the weapons were in a particular mercenary army. They may not even have known. Putting together an army was not really part of what they were writing about. Xenophon says who recruited Cyrus' soldiers, and where,4' but that is because his book is the story of the army itself, and the adventuresof the Greeks

who served

in it. Even so, the informationthat the Greeks' arms had belonged to

Cyrus comes in incidentally, as a point brought up in an attempt to make the Greeks give up those arms to the King's victorious army. Similarly, Demophilus'

interest in the Phocians' manufacture of arms arose out of his concern with sacrilegious uses of temple treasures:that is why he also mentionedthe Coiningof the gold and silver.42States producedcoinage to pay armies- it is well known that

this was one of the main reasons for issue of coins in the ancient world. Yet in

summary references to raising of

armies we do not usually hear of

the moneyers

being put to work. So building an argumentagainst provision of arms on the basis

of literary references that do not mention it is unsatisfactory.

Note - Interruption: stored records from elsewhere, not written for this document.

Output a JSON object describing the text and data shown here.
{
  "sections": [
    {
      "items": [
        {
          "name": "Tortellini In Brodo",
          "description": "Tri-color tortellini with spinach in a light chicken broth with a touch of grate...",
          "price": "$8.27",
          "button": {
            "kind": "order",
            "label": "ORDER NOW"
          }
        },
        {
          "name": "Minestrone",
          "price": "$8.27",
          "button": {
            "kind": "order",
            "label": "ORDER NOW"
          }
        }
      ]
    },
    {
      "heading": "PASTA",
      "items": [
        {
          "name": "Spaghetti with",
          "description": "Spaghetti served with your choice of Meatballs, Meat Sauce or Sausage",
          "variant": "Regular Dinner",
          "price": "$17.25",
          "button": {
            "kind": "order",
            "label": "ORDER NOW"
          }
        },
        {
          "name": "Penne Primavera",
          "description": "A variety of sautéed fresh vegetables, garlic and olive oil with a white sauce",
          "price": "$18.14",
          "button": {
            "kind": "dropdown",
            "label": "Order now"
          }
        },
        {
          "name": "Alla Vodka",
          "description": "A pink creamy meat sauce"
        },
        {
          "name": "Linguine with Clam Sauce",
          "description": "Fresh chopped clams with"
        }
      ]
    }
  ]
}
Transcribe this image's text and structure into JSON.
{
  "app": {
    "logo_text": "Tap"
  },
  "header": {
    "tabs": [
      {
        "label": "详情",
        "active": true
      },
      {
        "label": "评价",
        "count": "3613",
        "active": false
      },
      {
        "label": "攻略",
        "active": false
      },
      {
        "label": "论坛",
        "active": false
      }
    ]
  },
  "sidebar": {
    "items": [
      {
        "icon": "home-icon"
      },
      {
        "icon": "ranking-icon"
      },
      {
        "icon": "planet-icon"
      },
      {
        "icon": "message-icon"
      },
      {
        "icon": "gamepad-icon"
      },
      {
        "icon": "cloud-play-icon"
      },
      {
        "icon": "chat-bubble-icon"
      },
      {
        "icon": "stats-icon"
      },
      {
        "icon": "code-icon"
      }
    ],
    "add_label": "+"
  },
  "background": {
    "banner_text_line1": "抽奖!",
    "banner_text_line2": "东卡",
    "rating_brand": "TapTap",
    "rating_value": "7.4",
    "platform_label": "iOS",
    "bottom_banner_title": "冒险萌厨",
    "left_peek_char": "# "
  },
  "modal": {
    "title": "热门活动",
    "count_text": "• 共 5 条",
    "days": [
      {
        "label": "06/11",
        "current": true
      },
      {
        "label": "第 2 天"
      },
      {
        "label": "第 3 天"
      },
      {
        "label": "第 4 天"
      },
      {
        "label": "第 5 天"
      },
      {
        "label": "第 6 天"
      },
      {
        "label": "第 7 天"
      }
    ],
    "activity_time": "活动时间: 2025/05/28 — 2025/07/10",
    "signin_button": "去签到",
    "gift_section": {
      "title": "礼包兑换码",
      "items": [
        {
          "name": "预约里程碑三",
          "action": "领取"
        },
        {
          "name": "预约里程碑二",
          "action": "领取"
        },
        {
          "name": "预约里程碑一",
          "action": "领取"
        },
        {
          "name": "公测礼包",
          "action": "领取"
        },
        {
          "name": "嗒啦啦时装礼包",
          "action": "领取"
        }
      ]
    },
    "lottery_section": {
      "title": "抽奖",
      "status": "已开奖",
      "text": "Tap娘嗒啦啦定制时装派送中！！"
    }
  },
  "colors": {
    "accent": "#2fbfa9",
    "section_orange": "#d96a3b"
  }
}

  • 4. In Practice

Whitehead describes my suggestion that employers of mercenariesin fourth-

century Greece

would "often - perhaps even usually - equip them"43as a case "for

the prosecution"." I think in this paperI have been able to get far enough to show

that it meets at least an Athenianstandard of proof - which is to say that it is more


than the alternativethe other side is offering. But

it would not be satisfacto-

ry to leave what I said in Outsiders unqualified. This is so particularly because

  • 39 See Kenneth S. Sacks, Diodorus Siculus and the First Century (Princeton, 1990), for instance at pp.6-7.

  • 40 See e.g. the confusing accounts of Agesilaus' Sardis campaign, discussed in P.R. McKech- nie and S.J. Kern (eds.), Hellenica Oxyrhynchia (Warminster, 1988) at pp.140-6.

  • 41 Xen. Anab. 1. 1.6-2.9.

  • 42 Cf. nn.32 and 34.

  • 43 Outsiders, p.85.

  • 44 Whitehead, p. 110.

Greek MercenaryTroops and theirEquipment


Whitehead has misunderstoodit in an importantrespect. He assumes that I think mercenarieswho received armourwould give it back on leaving the service of the

issuer (and he produces evidence

to show that unemployed mercenarieswere


unarmed45).This is my fault for not dealing with the question. I should assume

that a discharged mercenarywould typically keep

his armour.An employer taking

on men too poor to own their own armourwould in any case have given training,

and the issue of armourwould form part of the whole process of preparationthat

went into forming a hoplite army out of (so to

speak) the oarsmanclass.

There are two possibilities: either that the employer would bear the cost and


it off, or

that he would recover it

from the soldiers - probablyby


from pay. In the first case, the grant of armourmight act as quite a


inducement to a man to join an army. For the employer, there would be the

advantage of

having his army in a set uniform of

known quality. The uniformity

might make the army look more fearsome on the battlefield, and encourage cohesion and fighting qualities among the soldiers; but if all the soldiers had their own armour something similar could be achieved by painting the shields. In the second case the expectation of getting to own the armourat the end of a campaign might encourage loyalty. I would not think it likely that a lender other than a

mercenary employer would want to finance purchase of armour:a soldier might never come back to the agora he borrowedthe money in (indeed, even grantedthe intention to pay, he might get killed). In a few cases a family member might finance purchase of armour for a poor relative, I suppose, but apart from that possibility I should think any credit for purchaseof armourwould have to come from the mercenary's employer.

University of Auckland

  • 45 Whitehead, pp. 1 12-3.

Paul McKechnie